On a budget — or not

February 13, 2022

Thrift shops, now moved largely online, are gaining traction, especially amid the pandemic induced lockdowns and people isolating themselves

On a budget — or not

A global pandemic has transformed human lives in a myriad ways. One such change has been an increase in the number of online thrift stores and other clothing resale websites.

Thrifting — which loosely translates to buying “pre-loved” (second hand) and sometimes unused, resold items at discounted prices from thrift stores and flea markets (like our local Sunday bazaars or the good old Landa Bazaar) — is not a new concept. It has existed forever, but it gained significant popularity over the past two years during the pandemic-caused lockdowns. With reduced incomes and other constraints faced during this time, the consumers have come to realise that thrift-buying is simply a sustainable way of living and dressing themselves and their spaces on a budget.

Second-hand shopping has often been tagged with lower- and middle-income groups or collectors of vintage items. But, with the introduction of e-commerce, and with more and more people getting into the business of virtual thrift stores — mostly online but also, occasionally, having a physical space — it has become less of a niche activity and more of a need-based one. The younger generations, in particular, seem to have taken to online buying. Among them, the ‘woke’ generations have already been advocating the need to reduce our carbon footprint and the idea of living sustainably.

Nazish Hussain, the founder of Secret Stash, an online store that deals in pre-owned luxury items, tells TNS: “I launched [Secret Stash] in December 2014, so I’ve been in this business for a long time now.”

Hussain, who has earlier worked with Unilever, recounts how she got inspired on her many travels to the US for her ex-corporate job. She remembers feeling amazed to find affordable, pre-loved luxury items being sold at thrift stores in San Francisco. “There were so many high-end thrift shops, but they were
all physical stores,” she says.

The market has evolved since Hussain launched her store, and today many others are jumping the bandwagon. Social media platforms like Instagram and Facebook have helped them turn online ‘thrifters.’ Online stores such as DusraHaat use these platforms to reach a wider customer base.

On a budget — or not

With reduced incomes and other constraints faced amid the pandemic, the common consumer has come to realise that thrift-buying is simply a sustainable way of living and dressing themselves and their spaces on a budget.

However, several businesses have physical stores that one can visit to buy a good-quality, pocket-friendly piece of clothing. YBMB is one such store that has been in the business since 2017 but has only recently opened its first physical store in DHA, Karachi. The prices listed on the website are too good to be true. However, the quality is something one can only determine after visiting the store.

In the case of Secret Stash, Hussain insists that quality is her utmost priority: “We curate all our products and sell from high-street to high-end item, so authenticity and condition are very important to us.”

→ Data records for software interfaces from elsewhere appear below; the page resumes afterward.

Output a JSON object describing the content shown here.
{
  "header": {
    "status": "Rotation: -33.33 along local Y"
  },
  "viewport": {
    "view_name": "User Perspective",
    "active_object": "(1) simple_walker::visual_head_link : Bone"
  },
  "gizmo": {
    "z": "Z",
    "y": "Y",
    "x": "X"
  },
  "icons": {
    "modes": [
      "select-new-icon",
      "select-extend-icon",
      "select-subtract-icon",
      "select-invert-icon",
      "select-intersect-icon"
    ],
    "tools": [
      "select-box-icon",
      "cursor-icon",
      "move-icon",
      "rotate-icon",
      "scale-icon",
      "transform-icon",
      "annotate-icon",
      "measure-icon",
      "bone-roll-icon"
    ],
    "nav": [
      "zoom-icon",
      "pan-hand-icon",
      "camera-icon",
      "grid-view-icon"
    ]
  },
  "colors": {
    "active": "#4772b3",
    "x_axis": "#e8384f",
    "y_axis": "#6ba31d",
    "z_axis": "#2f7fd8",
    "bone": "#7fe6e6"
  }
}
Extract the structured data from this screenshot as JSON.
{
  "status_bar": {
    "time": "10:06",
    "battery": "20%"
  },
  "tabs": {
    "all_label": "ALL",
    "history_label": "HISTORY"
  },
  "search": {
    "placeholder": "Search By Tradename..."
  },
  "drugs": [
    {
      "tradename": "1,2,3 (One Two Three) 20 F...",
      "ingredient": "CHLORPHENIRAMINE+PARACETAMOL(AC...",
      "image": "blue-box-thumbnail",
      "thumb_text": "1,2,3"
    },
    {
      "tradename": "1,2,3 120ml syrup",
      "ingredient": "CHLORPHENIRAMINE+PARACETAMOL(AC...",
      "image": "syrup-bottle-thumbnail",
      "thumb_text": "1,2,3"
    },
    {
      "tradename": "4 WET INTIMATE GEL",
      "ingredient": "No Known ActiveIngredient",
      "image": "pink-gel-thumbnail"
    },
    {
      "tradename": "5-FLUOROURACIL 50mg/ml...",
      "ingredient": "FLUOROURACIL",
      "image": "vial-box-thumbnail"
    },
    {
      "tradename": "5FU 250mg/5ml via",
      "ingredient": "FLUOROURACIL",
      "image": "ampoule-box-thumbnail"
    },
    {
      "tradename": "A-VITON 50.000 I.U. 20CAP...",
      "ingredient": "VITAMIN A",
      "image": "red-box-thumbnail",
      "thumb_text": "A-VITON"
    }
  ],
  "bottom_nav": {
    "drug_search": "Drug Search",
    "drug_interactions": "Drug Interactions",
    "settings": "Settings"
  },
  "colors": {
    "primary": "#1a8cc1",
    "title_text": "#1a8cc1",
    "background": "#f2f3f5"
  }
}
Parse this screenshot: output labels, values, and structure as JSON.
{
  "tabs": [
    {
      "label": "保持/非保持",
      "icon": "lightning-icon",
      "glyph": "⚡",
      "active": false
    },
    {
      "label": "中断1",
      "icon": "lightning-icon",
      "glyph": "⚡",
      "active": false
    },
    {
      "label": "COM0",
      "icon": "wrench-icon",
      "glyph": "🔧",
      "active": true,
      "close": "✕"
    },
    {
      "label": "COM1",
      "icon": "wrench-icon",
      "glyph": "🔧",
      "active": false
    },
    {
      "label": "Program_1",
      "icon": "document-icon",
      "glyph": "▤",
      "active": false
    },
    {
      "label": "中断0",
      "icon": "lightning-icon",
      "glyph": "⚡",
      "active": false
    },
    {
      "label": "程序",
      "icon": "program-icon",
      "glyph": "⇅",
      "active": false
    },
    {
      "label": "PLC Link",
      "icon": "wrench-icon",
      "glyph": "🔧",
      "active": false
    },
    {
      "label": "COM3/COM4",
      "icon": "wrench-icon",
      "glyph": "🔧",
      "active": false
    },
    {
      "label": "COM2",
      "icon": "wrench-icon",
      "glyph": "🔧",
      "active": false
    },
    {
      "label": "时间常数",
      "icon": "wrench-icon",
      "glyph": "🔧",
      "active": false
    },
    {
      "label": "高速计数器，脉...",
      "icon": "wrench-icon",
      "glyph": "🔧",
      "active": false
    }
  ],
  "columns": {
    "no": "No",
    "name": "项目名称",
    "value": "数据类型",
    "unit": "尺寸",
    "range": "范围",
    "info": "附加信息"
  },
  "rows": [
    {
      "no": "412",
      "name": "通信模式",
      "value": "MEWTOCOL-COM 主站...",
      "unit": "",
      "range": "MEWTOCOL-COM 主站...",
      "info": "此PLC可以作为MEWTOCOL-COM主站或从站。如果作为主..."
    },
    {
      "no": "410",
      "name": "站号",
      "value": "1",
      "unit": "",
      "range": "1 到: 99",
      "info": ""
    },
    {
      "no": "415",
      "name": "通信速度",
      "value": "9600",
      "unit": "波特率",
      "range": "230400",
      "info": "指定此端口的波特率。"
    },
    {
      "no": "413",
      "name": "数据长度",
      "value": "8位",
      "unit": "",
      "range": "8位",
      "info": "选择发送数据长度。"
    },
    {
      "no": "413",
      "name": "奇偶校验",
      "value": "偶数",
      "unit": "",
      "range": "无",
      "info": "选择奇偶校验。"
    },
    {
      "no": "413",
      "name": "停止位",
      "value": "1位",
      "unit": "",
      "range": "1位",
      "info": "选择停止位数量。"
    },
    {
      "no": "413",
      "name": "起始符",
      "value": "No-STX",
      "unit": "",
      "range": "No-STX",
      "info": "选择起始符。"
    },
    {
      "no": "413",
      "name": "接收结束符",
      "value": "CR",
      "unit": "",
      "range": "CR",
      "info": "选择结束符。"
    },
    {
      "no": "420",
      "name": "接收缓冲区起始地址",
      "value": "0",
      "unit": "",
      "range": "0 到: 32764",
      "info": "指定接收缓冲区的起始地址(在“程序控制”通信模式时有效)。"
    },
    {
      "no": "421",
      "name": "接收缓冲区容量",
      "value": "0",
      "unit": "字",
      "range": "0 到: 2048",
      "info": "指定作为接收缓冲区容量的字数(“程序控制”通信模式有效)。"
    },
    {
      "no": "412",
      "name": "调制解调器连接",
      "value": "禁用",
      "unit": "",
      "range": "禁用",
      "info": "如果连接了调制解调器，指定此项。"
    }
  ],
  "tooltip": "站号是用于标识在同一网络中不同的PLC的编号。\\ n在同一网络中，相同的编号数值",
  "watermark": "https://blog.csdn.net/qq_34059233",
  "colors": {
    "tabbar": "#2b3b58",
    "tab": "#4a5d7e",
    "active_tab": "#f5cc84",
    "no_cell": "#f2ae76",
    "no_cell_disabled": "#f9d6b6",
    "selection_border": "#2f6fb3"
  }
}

The process of curation is multi-tiered and a complete trade “secret,” says Hussain. The buyers and sellers remain completely anonymous, if they wish to. In order to authenticate an item, sometimes they have to bring in third-party verifiers.

“Our climate does not help much. Leather items begin to crumble,” Hussain adds. “It is better to sell loved items before they are rendered useless due to humidity, and provide another an opportunity to enjoy them too.

“At the same time, one can make some money and gain a chance to buy another product.”


oor Faiz (real name withheld), 25, working in the corporate sector, was first introduced to the concept of pre-owned and gently used stuff as a teenager. “I was visiting some relatives, and they decided to take me to a Sunday (read flea) market.” She says that she felt somewhat uneasy but soon realised that “you need to have a good eye to spot gems amongst broken items.”

A regular thrifter, Faiz is an advocate for the pre-loved: “Online shopping always comes with a risk, but that definitely has not dissuaded me.”

She confirms that the pandemic has given a boost to online resale market, and happily reports to have found good quality branded wear online. However, she wants the newbies to be cautious and buy only from trusted stores and pages.

As the pre-loved items market expands and becomes more profitable, Hussain predicts a brighter future for online businesses. She credits Gen-Z for popularising and supporting the thrift culture: “It took us time to normalise the concept. And the Gen-Z have made it a cool idea.”

The writer is a staff member

On a budget — or not